Colorado is a no-fault divorce state, which means that even if one spouse’s behavior was the primary cause of the divorce, it is not a relevant factor to determine spousal maintenance.
What Types of Alimony Exist in Colorado?
- Temporary alimony can help the lower-earning spouse financially adjust during the divorce process. It typically ends on the date of the final divorce ruling.
- Rehabilitative alimony aims to cover educational and training costs to help one spouse increase their earning capabilities to become financially independent.
- Reimbursement alimony can happen if one spouse paid for training and certifications that allowed the other party to advance their career during the marriage.
- Permanent alimony is rare but typically lasts until either party dies. A judge may award it based on one spouse’s age or health for example.
Is There a Minimum Marriage Duration to Be Eligible for Alimony?
If your marriage has lasted less than three years, judges rarely award alimony. Colorado family courts can work with recommendations for how long to award alimony for marriages that have lasted more than three years but less than 20. If you get a divorce after having been married for over 20 years, the judge overseeing your case has the discretion to grant alimony for however long they believe is appropriate.
Gross Income and Advisory Calculation Formula
In Colorado, judges can use the following formula to calculate whether to award spousal maintenance. The calculation involves subtracting 50 percent of the lower income from 40 percent of the larger income. If the result is zero or below, maintenance is typically not granted. Although judges can use this formula, this is not a legal requirement.
What Other Factors Do Colorado Family Judges Assess to Determine Alimony?
In addition to the duration of the marriage and both parties’ gross income, a Colorado judge usually considers the following factors:
- Any additional financial resources the seeking party has available
- How long training would require if a spouse is requesting rehabilitative alimony
- The standard of living both spouses were used to while married
- The age and physical and emotional health of the spouse seeking alimony
- The division of marital property
Can Alimony Court Orders Be Modified?
The alimony payments typically end upon the date featured in the court order. If this is a permanent spousal maintenance agreement, it generally ends if one spouse passes away or when the receiving spouse remarries. If the alimony payer’s life circumstances significantly change, they may request a court order modification.
Trust Clawson & Clawson, LLP to Protect Your Right to Alimony in Colorado Springs
Whether you are going through an amicable divorce or a high-conflict one, consulting a reputable divorce lawyer can make a positive difference in the termination of your marriage. Our team at Clawson & Clawson, LLP can carefully review your situation and discuss your goals before walking you through what you may be able to secure in terms of alimony. We can protect your financial interests and stand up for your rights during out-of-court negotiations and mediation and we can accompany you to court hearings. We are committed to honest and open communication to support you during this important life transition.

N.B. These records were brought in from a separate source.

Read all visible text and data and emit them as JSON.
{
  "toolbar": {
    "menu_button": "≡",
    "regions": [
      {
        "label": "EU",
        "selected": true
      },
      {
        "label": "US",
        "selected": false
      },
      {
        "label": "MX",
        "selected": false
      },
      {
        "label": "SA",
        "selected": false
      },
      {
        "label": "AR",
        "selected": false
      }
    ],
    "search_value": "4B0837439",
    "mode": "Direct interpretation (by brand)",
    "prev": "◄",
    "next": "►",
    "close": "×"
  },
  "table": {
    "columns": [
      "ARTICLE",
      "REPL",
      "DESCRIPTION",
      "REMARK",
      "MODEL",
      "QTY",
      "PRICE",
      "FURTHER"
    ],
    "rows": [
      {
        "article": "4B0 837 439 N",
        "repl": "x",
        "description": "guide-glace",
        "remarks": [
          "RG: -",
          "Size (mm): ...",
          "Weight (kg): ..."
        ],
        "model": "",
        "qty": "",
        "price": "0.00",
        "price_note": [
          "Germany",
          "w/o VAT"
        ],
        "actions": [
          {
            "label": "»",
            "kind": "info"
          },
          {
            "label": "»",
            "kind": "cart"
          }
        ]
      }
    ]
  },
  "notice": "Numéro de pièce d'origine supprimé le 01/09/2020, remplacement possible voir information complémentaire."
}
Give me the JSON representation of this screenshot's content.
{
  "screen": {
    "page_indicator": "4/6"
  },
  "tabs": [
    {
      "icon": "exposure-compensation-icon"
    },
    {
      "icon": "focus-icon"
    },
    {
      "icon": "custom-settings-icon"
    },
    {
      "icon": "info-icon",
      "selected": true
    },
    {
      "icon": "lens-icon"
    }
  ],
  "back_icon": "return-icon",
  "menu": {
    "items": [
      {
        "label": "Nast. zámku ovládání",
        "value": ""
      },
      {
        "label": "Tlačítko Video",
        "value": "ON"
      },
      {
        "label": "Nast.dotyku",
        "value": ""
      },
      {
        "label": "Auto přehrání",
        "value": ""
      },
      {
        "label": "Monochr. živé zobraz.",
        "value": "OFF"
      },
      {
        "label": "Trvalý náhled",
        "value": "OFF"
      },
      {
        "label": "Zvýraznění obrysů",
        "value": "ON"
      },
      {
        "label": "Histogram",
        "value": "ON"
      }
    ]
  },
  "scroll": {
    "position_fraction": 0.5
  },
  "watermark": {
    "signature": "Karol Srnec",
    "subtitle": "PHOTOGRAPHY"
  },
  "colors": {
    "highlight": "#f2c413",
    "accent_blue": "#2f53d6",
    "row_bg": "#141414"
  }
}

If you need legal counsel to discuss your eligibility for alimony during your divorce in Colorado Springs or its surrounding areas, contact Clawson & Clawson, LLP, today at (719) 602-5888 to schedule a consultation!